No question. Goettlicher is on the mark about Shorto, who held the position of head golf professional at Sunnehanna for 30 years until his retirement in November 2012. Prior to that, Shorto spent 13 years as the head golf pro at Berkley Hills, then the City of Johnstown course. He now is Professional Emeritus at Sunnehanna.

In his role as pro, Shorto was among the key figures involved in the day-to-day operations during the prestigious Sunnehanna Amateur Tournament for Champions from 1982 until his retirement. In that time, Shorto watched future PGA stars such as Tiger Woods, Rickie Fowler, Scott Verplank and Bill Andrade as well as top amateurs Allen Doyle and Jay Sigel.

"In Joe's 30-plus years at Sunnehanna he exhibited a great compassion for the game of golf and a great willingness to contribute to the Sunnehanna Country Club and to the Sunnehanna Amateur's growth," said former Amateur co-Chairman Denny Wharton. "Joe's induction is well-deserved. He's had a tremendous career, and he has dedicated a large portion of his life to the game of golf."

Shorto previously was named the 2009 Tri-State PGA Golf Professional of the Year, which is one of the highest honors the association may bestow on a working club professional.

The Westmont resident was awarded the 2005 Merchandiser of the Year for private facilities. Among his other honors are two Bill Strausbaugh Awards for work with fellow golf professionals in 1997 and 2001. He's served on multiple rules committees in different tournaments and organizations.

As coach of Westmont Hilltop High School's golf team, Shorto has had more than 200 wins and double-digit undefeated seasons as well as producing two individual state champions and an individual state runner-up.

Despite the lengthy list of credentials, the hall of fame honor humbled Shorto.

"I was totally surprised. I really didn't anticipate this at all," he said on Saturday morning. "The guys that are in there are unbelievable golfers. Arnold Palmer, Sam Snead, Bob Ford. It's an honor that is just overwhelming."

Shorto accepted the hall of fame honor in front of 200 Tri-State PGA professionals during the organization's meeting on Monday near Pittsburgh.

He credited his family for supporting his career. He especially appreciates the opportunity to spend a lot of time with his grandchildren these days. Shorto also gets to play a few more rounds of golf than he used to when he worked at Sunnehanna.

Still, he reflects back to those days when that 12-year-old hitched a ride to Berkley Hills each day.

"Golf is what I always wanted to do, starting when I was a kid," Shorto said. "I played Little League baseball and was pretty good. I started golfing, which made my dad upset. I didn't want to play baseball anymore. Thank goodness for Berkley Hills.

"Mom would drop me off in the morning. I would play 36 holes and read everything John Goettlicher had in the pro shop. I was a pest to him even though he wouldn't say I was a pest."

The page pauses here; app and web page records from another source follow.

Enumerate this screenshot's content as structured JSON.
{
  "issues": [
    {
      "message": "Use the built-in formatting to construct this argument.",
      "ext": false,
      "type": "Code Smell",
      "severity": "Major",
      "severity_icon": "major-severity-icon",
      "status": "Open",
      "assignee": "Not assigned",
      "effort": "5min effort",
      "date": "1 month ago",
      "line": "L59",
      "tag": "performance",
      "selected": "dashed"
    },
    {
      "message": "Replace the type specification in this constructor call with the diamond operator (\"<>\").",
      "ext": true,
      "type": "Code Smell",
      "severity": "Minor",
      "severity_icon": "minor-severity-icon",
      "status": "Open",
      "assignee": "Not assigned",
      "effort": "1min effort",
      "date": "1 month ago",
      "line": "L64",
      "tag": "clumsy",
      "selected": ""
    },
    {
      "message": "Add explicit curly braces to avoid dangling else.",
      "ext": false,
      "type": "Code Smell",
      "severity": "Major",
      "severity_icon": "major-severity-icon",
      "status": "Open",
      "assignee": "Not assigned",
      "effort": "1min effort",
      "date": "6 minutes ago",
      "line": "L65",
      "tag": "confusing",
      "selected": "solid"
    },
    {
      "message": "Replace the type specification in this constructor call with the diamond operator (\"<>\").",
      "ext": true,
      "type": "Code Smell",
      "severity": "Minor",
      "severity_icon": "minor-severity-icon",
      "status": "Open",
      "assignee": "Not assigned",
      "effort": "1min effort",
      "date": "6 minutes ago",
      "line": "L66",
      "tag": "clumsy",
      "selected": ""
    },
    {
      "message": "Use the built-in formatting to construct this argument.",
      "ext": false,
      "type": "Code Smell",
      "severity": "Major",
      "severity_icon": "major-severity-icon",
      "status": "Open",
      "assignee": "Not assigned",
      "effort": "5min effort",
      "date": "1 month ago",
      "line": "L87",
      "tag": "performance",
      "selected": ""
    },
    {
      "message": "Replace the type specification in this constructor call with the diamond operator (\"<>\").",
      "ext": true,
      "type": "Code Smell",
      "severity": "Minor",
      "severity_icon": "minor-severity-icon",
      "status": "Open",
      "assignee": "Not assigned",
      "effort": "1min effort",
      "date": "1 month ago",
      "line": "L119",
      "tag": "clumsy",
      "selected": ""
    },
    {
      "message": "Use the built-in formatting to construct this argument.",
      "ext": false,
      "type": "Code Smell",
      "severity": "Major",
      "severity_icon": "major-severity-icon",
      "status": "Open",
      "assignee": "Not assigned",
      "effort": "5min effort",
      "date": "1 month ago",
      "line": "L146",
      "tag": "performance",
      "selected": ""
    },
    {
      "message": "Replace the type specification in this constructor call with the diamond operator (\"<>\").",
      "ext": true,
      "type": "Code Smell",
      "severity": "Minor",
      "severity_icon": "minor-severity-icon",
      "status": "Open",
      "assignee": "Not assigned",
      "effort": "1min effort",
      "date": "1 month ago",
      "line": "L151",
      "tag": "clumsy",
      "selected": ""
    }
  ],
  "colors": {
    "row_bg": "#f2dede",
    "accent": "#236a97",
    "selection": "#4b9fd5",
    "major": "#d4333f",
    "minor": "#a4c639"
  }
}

"Not at all," Goettlicher said when informed of the pest remark.

Actually, Hall of Famer sounds much better in Shorto's case.

This article was written by Mike Mastovich from The Tribune-Democrat, Johnstown, Pa. and was legally licensed through the NewsCred publisher network.